Content starts
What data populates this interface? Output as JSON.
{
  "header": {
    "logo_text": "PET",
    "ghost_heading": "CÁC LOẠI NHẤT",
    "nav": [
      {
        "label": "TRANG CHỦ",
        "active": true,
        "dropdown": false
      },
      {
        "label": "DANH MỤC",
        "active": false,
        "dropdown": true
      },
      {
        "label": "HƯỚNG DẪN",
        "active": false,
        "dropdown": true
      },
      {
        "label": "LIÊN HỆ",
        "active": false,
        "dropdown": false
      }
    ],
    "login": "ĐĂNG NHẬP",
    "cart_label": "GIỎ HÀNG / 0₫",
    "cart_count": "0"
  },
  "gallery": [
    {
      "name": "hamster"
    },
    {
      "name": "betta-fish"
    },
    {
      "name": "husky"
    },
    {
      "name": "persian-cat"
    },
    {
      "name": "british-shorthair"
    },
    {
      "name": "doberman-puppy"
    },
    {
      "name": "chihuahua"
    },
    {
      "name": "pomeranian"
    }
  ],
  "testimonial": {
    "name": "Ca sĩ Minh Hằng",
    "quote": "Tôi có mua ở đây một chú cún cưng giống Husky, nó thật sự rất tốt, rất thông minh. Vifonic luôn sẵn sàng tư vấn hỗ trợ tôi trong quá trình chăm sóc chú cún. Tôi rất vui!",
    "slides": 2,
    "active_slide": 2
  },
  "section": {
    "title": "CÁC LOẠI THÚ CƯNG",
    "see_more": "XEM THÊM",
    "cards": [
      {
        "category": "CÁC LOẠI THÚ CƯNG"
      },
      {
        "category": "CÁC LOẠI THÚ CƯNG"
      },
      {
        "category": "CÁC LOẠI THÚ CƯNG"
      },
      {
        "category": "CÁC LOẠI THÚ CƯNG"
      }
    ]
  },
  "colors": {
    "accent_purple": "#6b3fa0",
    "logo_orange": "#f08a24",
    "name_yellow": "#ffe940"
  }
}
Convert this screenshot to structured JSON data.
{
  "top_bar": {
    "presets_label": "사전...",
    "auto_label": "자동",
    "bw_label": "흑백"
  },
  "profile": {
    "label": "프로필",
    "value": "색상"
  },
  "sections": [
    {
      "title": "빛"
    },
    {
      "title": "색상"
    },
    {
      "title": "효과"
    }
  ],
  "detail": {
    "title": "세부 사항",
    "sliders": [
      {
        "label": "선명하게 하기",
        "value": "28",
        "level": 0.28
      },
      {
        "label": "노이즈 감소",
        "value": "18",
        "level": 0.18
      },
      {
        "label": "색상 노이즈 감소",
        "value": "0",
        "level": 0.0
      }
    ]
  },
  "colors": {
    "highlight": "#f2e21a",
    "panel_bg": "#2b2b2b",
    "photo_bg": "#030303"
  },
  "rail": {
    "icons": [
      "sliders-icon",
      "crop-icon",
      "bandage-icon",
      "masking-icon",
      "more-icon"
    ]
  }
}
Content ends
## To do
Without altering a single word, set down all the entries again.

## Exercise response
What data populates this interface? Output as JSON.
{
  "header": {
    "logo_text": "PET",
    "ghost_heading": "CÁC LOẠI NHẤT",
    "nav": [
      {
        "label": "TRANG CHỦ",
        "active": true,
        "dropdown": false
      },
      {
        "label": "DANH MỤC",
        "active": false,
        "dropdown": true
      },
      {
        "label": "HƯỚNG DẪN",
        "active": false,
        "dropdown": true
      },
      {
        "label": "LIÊN HỆ",
        "active": false,
        "dropdown": false
      }
    ],
    "login": "ĐĂNG NHẬP",
    "cart_label": "GIỎ HÀNG / 0₫",
    "cart_count": "0"
  },
  "gallery": [
    {
      "name": "hamster"
    },
    {
      "name": "betta-fish"
    },
    {
      "name": "husky"
    },
    {
      "name": "persian-cat"
    },
    {
      "name": "british-shorthair"
    },
    {
      "name": "doberman-puppy"
    },
    {
      "name": "chihuahua"
    },
    {
      "name": "pomeranian"
    }
  ],
  "testimonial": {
    "name": "Ca sĩ Minh Hằng",
    "quote": "Tôi có mua ở đây một chú cún cưng giống Husky, nó thật sự rất tốt, rất thông minh. Vifonic luôn sẵn sàng tư vấn hỗ trợ tôi trong quá trình chăm sóc chú cún. Tôi rất vui!",
    "slides": 2,
    "active_slide": 2
  },
  "section": {
    "title": "CÁC LOẠI THÚ CƯNG",
    "see_more": "XEM THÊM",
    "cards": [
      {
        "category": "CÁC LOẠI THÚ CƯNG"
      },
      {
        "category": "CÁC LOẠI THÚ CƯNG"
      },
      {
        "category": "CÁC LOẠI THÚ CƯNG"
      },
      {
        "category": "CÁC LOẠI THÚ CƯNG"
      }
    ]
  },
  "colors": {
    "accent_purple": "#6b3fa0",
    "logo_orange": "#f08a24",
    "name_yellow": "#ffe940"
  }
}
Convert this screenshot to structured JSON data.
{
  "top_bar": {
    "presets_label": "사전...",
    "auto_label": "자동",
    "bw_label": "흑백"
  },
  "profile": {
    "label": "프로필",
    "value": "색상"
  },
  "sections": [
    {
      "title": "빛"
    },
    {
      "title": "색상"
    },
    {
      "title": "효과"
    }
  ],
  "detail": {
    "title": "세부 사항",
    "sliders": [
      {
        "label": "선명하게 하기",
        "value": "28",
        "level": 0.28
      },
      {
        "label": "노이즈 감소",
        "value": "18",
        "level": 0.18
      },
      {
        "label": "색상 노이즈 감소",
        "value": "0",
        "level": 0.0
      }
    ]
  },
  "colors": {
    "highlight": "#f2e21a",
    "panel_bg": "#2b2b2b",
    "photo_bg": "#030303"
  },
  "rail": {
    "icons": [
      "sliders-icon",
      "crop-icon",
      "bandage-icon",
      "masking-icon",
      "more-icon"
    ]
  }
}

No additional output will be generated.